- The introduction of a temporary Coronavirus Business Interruption Loan Scheme, offer loans of up to £5 million for small and medium-sized businesses through the British Business Bank
- Businesses with fewer than 250 staff will be refunded for sick pay payments due to coronavirus for two weeks
- Removing the minimum income floor in universal credit
Further measures announced to support the industry as the pandemic unfolds have so far included:
How will these measures offer support/bring relief to the sector?
- Mortgage lenders offering a three-month payment holiday to those in need
- An extension of the business rate holiday announced in the Budget – now to be offered for the 2020 to 2021 tax year for all businesses.
- £330 billion fund for government backed business loans (equivalent of 15% of the UK’s GDP)
- A £25,000 grant for retail, hospitality and leisure businesses operating from smaller premises, with a rateable value between £15,000 and £51,000
- A £10,000 cash grant for smaller firms eligible for SBRR or rural rate relief
The freeze on duties and extension of the business rates holiday announced in the 2020 Budget will be welcomed by the sector as a whole, as this will alleviate some operational costs pressures for businesses of all sizes.
Similarly, grant aid and business loan support will bring some much-needed relief to many businesses already facing challenging times, although there is some lack of clarity and detail at this stage on how and when operators will be able to access the benefits.
At this stage, the government has focussed much of their initial support measures towards smaller businesses.
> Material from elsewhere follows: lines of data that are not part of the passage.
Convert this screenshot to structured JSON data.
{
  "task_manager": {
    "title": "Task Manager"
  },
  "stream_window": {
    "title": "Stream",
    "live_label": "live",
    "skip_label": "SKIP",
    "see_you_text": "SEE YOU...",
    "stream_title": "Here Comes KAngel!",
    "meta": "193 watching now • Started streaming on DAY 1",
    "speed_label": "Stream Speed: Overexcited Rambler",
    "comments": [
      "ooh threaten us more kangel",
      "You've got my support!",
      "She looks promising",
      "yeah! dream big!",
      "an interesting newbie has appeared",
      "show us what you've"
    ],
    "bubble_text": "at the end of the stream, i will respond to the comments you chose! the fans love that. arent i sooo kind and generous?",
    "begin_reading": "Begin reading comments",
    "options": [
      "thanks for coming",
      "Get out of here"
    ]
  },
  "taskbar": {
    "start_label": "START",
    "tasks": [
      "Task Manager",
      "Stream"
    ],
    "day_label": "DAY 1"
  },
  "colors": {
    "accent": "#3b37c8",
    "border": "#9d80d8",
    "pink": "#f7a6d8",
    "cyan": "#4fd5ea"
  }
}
Grant aids and the £330 billion fund for business loans will be a major focus for more successful operators of larger sites and corporate managed operators. We’re awaiting further clarity on how the government plans to roll-out the full range of measures, in order to evaluate what they mean for small and large businesses.
Are these measures enough?
Current measures are welcome by operators, but they are focussed on supporting businesses and the industry has called for more aid and protection for employees and property. Equally, it is not yet entirely clear how all of these measures can be accessed, and with many operators already announcing closures and redundancies, speed of implementation is absolutely critical.
The government is yet to announce measures which address some of the key issues regarding staff, who may be laid off or put on reduced hours, although the Bank of England has recommended against redundancies.
Additionally, whilst the measures announced so far partly address fixed property costs through focussing on business rates, they do not directly deal with the issue of rent. This is a major concern, particularly for businesses that face short-term closure.
The Prime Minister yesterday announced that the government will bring forward emergency legislation to protect private renters from eviction and we can only hope further legislation will follow for businesses.
From our perspective, we welcome the lobbying of government by the key trade bodies such as UKH, BBPA and BII and we are currently working to assist these groups.
Further clarification is needed as to how and when businesses can claim the range of benefits promising to safeguard them and the industry, and additional support is required for workers who fall sick or find themselves laid off or working reduced hours.
In addition, there are strong calls to introduce a package to relieve businesses of the burden of rent payments whilst they face the possibility of temporary closure or limited trading.
We share the concerns of the sector and will be closely monitoring further announcements from the government in the coming days and weeks. We have a large and experienced team who can help provide support and advice to all stakeholders seeking to navigate themselves through these difficult times.
Please get in touch if we can be of any support to your business at this time.
Stephen Owens FRICS MCIArb
Managing Director – Pubs & Restaurants
T +44 (0) 113 389 2726
M +44 (0) 796 800 4550